While wanting to be faithful to the Russian tradition of icon painting, Ludmila Pawlowska seeks a new way of expressing what Matisse (when he discovered icons) termed “luminosity and devotion.” Her own Orthodox faith and cultural heritage (she was born in Kazakhstan and has been influenced by art movements in Sweden, where she lives) shape her exploration. “God is not an idea, and praying is not an exercise to improve our idea of God,” she says. She calls an icon a kind of prayer—“the cultivation of the awareness of God’s actual presence.”
He peoples the darkness with stars: Eyes in all that vastness.
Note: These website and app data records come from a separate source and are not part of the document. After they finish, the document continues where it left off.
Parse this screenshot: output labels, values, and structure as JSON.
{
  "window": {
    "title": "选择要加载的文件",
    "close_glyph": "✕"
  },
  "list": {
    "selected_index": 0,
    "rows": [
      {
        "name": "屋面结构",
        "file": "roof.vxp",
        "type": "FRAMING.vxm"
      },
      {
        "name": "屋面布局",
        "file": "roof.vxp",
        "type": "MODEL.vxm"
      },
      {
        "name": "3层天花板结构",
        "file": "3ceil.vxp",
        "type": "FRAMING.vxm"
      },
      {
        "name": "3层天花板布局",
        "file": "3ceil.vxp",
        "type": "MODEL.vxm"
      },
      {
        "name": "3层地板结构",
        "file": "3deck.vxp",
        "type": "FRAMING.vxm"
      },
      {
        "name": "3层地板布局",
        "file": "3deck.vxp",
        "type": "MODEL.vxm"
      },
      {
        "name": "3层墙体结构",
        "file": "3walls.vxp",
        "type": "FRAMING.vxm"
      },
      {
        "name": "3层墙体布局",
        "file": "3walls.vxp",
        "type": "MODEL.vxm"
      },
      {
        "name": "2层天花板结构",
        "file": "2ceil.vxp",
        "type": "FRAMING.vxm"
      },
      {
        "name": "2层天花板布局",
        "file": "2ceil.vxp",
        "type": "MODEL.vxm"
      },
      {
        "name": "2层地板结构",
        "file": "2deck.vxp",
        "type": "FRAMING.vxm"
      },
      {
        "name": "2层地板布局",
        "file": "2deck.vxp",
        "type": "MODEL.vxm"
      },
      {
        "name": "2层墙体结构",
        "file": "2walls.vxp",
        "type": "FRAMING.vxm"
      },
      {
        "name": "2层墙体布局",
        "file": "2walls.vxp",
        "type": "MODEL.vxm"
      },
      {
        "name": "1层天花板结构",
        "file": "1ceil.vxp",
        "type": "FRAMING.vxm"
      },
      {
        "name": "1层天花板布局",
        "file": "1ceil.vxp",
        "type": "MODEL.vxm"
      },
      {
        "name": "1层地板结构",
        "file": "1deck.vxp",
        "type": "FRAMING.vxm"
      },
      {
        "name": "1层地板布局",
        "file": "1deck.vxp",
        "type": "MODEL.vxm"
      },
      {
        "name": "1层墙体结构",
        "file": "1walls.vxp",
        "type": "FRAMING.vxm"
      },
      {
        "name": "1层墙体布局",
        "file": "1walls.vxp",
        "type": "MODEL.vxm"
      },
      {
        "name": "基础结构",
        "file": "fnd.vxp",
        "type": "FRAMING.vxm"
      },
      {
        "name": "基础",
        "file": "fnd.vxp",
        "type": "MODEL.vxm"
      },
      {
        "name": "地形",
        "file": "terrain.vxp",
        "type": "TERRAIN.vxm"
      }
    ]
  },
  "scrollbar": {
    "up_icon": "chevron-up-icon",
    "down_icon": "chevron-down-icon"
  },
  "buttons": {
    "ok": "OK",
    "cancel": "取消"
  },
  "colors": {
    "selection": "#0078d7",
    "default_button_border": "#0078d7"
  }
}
He stores sunlight in his tabernacle Meting out each day enough to gladden The trees and moons with their changing Colors. Vestments over land and sea.
Space is a trellis in his garden. He scatters organelles, pods, bulbs, Protozoa, spermatozoa, ovaries All bursting into blossom. Every womb Awaits the coronation of its birth. Stone fruits and star apples.
The universe plays his tune-book. He breathes sacred airs Obbligatos, cantatas, Sephardic chants. The seasons speak through him: The timbrels of spring, the blare of high summer, Fall’s blue cello, winter’s gusty pipe organ. Angel rapture and our plainsong.